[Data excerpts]
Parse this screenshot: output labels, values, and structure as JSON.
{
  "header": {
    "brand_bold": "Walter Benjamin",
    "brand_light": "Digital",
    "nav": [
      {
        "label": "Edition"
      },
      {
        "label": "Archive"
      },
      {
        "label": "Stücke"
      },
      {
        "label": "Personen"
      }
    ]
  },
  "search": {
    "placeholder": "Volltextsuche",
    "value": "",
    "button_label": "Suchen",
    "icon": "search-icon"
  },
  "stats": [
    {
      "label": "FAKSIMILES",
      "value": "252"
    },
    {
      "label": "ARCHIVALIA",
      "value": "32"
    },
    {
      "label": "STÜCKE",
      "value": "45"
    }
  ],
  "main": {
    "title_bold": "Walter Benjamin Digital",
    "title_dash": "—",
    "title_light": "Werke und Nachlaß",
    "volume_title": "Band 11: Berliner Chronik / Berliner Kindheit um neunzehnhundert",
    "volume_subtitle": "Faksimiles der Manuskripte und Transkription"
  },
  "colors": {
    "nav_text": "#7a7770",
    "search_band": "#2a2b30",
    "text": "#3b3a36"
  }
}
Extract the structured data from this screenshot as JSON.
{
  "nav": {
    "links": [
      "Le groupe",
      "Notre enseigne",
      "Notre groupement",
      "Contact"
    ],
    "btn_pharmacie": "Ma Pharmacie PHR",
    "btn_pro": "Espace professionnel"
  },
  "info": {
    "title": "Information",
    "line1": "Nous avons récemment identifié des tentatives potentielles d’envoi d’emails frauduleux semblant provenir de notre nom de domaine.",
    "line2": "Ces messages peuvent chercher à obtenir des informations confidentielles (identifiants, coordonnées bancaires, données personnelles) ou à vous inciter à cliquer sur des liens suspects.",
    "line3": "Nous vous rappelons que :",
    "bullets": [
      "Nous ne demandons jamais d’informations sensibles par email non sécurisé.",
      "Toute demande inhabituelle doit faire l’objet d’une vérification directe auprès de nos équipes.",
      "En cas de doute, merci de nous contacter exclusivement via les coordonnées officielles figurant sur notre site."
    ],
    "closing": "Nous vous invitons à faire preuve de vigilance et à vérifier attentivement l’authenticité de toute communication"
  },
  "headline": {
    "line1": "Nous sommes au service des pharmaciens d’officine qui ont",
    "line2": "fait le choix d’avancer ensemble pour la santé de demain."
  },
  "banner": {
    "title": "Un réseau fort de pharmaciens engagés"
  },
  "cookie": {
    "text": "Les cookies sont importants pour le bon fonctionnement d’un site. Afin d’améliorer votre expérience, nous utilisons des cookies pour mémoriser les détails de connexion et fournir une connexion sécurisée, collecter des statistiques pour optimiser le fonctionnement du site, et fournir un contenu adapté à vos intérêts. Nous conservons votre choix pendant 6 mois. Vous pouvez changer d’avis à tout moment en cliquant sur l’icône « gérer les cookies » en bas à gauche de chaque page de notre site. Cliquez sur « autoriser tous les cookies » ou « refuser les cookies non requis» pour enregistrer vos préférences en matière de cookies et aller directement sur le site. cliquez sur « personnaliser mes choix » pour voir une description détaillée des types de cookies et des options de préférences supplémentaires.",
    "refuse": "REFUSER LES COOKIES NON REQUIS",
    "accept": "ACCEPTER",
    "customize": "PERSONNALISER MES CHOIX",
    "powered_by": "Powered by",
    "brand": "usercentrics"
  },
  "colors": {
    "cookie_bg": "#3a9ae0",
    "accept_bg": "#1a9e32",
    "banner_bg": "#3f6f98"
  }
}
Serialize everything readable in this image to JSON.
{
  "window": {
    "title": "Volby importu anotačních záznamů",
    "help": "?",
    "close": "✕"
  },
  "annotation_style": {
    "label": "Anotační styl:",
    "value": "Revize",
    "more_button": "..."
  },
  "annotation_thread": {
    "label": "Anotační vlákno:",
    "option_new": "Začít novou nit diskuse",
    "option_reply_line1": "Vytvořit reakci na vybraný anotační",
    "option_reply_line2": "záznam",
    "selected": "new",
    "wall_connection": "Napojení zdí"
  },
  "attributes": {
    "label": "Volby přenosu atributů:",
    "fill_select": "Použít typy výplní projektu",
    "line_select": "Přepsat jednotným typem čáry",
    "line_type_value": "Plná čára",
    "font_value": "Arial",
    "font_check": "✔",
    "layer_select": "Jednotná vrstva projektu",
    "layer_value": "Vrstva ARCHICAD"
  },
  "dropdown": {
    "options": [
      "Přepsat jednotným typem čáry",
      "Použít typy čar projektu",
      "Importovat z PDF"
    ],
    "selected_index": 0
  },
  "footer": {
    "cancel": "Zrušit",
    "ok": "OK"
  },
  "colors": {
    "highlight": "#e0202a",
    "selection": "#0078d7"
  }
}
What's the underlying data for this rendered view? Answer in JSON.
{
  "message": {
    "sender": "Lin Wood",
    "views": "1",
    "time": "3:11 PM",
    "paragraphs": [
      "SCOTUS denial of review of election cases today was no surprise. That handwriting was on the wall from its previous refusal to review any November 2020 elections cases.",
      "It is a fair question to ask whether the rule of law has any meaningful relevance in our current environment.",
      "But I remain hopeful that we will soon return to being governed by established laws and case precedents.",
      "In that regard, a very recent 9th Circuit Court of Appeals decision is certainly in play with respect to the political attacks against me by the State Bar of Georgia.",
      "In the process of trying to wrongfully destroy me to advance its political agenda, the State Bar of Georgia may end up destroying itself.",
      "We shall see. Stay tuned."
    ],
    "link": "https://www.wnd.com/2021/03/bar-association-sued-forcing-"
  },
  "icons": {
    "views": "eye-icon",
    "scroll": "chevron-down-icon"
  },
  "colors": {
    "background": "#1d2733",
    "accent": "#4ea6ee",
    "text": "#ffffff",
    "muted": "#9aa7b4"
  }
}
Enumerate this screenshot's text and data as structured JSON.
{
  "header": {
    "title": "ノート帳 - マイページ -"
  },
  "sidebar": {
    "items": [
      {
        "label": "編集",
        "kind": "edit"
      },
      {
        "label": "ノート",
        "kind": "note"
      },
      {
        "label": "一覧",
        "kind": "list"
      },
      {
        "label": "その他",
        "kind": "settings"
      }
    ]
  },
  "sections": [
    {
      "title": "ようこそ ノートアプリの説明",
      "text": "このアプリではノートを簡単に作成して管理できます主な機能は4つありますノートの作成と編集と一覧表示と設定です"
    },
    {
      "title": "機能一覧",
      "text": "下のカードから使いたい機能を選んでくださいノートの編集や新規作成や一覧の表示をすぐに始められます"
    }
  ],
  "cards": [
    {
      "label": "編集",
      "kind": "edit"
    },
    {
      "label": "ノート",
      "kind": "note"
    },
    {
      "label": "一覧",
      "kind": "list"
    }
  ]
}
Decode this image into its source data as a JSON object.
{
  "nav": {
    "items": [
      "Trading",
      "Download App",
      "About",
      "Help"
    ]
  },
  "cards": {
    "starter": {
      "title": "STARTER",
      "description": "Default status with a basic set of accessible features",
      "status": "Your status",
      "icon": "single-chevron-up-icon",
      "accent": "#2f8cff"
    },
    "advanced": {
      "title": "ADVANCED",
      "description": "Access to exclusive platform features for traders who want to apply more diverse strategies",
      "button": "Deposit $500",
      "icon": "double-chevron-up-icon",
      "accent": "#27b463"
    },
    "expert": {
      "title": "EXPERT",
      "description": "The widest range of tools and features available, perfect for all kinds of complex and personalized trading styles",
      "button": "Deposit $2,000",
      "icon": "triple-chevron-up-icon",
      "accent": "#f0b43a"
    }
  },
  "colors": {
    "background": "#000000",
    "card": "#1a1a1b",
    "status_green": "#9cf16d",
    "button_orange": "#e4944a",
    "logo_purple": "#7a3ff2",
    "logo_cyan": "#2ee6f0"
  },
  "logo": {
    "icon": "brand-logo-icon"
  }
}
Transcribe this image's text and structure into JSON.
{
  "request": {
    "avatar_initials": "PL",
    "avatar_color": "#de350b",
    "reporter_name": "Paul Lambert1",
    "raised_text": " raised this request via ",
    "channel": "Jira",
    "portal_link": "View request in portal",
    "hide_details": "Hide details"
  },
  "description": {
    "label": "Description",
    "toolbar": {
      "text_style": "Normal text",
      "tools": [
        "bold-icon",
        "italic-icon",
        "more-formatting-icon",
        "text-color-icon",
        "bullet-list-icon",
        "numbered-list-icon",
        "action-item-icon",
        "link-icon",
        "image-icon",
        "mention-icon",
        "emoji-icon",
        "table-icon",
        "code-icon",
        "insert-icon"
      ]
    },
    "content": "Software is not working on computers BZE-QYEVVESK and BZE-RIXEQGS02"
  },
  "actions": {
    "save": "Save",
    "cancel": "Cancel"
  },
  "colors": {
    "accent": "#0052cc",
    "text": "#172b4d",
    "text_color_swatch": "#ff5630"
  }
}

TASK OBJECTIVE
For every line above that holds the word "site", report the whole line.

SOLUTION FOR THIS TASK
      "En cas de doute, merci de nous contacter exclusivement via les coordonnées officielles figurant sur notre site."
    "text": "Les cookies sont importants pour le bon fonctionnement d’un site. Afin d’améliorer votre expérience, nous utilisons des cookies pour mémoriser les détails de connexion et fournir une connexion sécurisée, collecter des statistiques pour optimiser le fonctionnement du site, et fournir un contenu adapté à vos intérêts. Nous conservons votre choix pendant 6 mois. Vous pouvez changer d’avis à tout moment en cliquant sur l’icône « gérer les cookies » en bas à gauche de chaque page de notre site. Cliquez sur « autoriser tous les cookies » ou « refuser les cookies non requis» pour enregistrer vos préférences en matière de cookies et aller directement sur le site. cliquez sur « personnaliser mes choix » pour voir une description détaillée des types de cookies et des options de préférences supplémentaires.",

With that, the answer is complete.